(Extracted data entries)

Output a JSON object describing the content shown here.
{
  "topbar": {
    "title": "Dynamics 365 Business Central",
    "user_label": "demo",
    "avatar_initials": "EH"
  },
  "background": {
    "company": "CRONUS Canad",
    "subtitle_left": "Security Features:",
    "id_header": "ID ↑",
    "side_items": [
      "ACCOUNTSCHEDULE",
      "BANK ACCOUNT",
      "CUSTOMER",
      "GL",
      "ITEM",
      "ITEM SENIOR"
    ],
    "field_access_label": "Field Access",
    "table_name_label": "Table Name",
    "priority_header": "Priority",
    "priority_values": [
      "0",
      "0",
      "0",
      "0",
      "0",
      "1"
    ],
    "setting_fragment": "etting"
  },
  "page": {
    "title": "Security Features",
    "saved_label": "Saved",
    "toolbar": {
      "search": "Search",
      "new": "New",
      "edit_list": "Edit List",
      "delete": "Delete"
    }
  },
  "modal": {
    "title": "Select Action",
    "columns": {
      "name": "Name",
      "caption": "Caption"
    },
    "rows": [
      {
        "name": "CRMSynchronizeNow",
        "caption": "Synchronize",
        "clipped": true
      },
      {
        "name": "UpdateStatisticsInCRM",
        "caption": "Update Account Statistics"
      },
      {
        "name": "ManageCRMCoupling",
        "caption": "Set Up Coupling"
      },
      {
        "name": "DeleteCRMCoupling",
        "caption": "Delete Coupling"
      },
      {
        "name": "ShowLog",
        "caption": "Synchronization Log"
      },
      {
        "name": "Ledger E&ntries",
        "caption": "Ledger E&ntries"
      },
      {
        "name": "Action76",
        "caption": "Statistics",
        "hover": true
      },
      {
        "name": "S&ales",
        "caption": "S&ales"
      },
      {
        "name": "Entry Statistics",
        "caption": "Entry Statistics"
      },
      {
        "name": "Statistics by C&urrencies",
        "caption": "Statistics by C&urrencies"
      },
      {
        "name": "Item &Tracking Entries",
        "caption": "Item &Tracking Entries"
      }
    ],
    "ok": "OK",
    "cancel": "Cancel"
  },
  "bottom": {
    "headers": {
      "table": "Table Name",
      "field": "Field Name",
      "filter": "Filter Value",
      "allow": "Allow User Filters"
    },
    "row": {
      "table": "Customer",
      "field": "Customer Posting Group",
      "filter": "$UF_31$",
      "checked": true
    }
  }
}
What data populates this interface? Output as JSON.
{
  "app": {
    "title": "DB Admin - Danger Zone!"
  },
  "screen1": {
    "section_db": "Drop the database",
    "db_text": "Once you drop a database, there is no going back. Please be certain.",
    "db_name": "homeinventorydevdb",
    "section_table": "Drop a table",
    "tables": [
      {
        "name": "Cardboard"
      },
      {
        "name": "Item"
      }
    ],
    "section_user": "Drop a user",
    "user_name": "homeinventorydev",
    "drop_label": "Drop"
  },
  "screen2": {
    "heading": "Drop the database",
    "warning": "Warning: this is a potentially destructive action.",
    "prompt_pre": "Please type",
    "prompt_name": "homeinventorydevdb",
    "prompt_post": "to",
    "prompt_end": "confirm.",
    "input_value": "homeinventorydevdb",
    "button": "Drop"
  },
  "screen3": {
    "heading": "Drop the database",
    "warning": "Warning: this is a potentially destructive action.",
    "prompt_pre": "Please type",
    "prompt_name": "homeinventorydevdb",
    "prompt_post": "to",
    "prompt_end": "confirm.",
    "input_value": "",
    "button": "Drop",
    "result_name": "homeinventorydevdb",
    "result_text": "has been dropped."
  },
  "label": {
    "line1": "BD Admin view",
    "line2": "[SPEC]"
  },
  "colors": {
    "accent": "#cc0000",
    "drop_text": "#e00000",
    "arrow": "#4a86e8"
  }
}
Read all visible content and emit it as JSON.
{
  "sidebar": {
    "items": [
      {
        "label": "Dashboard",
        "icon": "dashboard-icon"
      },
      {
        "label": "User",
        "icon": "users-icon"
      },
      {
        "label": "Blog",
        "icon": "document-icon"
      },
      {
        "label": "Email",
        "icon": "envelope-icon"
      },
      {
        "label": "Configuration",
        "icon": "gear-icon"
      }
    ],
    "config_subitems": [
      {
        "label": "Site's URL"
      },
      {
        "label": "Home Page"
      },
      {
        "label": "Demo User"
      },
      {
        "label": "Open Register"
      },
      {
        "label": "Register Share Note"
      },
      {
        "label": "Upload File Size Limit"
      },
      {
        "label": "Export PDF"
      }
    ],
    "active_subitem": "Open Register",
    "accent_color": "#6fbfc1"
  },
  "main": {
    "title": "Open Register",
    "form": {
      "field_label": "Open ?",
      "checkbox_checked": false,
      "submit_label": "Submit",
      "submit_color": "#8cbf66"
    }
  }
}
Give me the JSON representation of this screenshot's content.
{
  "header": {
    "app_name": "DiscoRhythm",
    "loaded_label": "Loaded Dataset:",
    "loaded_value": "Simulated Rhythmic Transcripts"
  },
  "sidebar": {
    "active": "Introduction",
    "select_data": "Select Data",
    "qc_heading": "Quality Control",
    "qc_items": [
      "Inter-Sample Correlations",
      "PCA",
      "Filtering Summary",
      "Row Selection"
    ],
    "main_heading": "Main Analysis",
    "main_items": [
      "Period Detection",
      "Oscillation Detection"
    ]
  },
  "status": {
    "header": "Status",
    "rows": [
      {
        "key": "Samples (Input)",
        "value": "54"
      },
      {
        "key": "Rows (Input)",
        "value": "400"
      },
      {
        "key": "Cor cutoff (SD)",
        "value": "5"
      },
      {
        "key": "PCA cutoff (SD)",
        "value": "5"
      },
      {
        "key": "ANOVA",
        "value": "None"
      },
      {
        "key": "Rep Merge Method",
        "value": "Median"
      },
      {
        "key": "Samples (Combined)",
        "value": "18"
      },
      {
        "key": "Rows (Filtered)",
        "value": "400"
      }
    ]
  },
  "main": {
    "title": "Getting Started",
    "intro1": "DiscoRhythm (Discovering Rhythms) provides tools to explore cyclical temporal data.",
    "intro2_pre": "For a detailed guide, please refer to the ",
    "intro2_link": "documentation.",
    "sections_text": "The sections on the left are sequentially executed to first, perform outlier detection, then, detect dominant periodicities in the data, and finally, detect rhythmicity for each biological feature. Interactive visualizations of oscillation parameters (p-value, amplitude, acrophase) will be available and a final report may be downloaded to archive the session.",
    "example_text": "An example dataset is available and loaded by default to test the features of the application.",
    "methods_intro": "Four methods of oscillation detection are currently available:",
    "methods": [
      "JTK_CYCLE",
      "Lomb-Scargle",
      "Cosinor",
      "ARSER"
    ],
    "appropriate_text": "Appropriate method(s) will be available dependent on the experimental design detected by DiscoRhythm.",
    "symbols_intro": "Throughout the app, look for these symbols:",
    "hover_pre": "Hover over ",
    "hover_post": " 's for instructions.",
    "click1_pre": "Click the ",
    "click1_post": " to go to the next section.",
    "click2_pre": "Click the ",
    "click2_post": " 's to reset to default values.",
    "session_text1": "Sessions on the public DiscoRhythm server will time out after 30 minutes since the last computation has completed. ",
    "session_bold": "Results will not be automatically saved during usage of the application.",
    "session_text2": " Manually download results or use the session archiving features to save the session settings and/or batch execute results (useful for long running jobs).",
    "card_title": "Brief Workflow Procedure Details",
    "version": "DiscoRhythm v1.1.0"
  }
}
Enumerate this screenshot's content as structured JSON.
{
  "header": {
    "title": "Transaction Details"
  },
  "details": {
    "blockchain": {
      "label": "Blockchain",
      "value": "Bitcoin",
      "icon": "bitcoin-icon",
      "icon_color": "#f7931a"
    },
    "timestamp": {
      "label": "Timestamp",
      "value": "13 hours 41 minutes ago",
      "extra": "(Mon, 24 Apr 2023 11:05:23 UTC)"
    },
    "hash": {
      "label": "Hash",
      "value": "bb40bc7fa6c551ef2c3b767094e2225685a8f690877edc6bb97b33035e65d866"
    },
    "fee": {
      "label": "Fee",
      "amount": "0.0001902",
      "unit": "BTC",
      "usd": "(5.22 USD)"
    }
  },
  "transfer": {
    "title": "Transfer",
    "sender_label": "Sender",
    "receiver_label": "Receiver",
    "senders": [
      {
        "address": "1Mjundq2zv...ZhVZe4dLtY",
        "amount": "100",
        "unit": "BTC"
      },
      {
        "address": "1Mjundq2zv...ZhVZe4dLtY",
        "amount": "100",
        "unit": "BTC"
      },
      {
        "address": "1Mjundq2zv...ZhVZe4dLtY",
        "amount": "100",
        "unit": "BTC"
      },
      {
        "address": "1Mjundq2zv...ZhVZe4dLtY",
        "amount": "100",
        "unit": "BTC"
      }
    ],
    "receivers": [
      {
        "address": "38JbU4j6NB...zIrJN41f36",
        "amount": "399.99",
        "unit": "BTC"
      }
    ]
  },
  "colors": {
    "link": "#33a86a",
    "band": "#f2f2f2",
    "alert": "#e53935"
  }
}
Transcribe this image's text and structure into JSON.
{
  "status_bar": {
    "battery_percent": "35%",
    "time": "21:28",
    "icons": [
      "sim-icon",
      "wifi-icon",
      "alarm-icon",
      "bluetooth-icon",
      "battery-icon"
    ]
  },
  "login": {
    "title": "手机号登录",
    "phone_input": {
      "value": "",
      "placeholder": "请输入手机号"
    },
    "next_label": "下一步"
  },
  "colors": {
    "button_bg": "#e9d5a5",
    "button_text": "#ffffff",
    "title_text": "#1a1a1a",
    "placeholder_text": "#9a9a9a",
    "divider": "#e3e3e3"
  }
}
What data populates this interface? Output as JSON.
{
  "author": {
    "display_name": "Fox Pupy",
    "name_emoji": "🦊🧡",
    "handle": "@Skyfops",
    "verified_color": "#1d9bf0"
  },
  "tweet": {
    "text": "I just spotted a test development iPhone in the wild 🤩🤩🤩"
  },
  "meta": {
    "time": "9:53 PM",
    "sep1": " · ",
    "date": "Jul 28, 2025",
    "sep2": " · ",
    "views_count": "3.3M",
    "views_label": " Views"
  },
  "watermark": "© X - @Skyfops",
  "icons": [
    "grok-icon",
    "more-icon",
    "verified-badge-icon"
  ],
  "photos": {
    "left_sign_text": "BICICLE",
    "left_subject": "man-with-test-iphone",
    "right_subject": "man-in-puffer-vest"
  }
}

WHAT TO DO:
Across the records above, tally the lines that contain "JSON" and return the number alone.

THE COMPLETED TASK:
7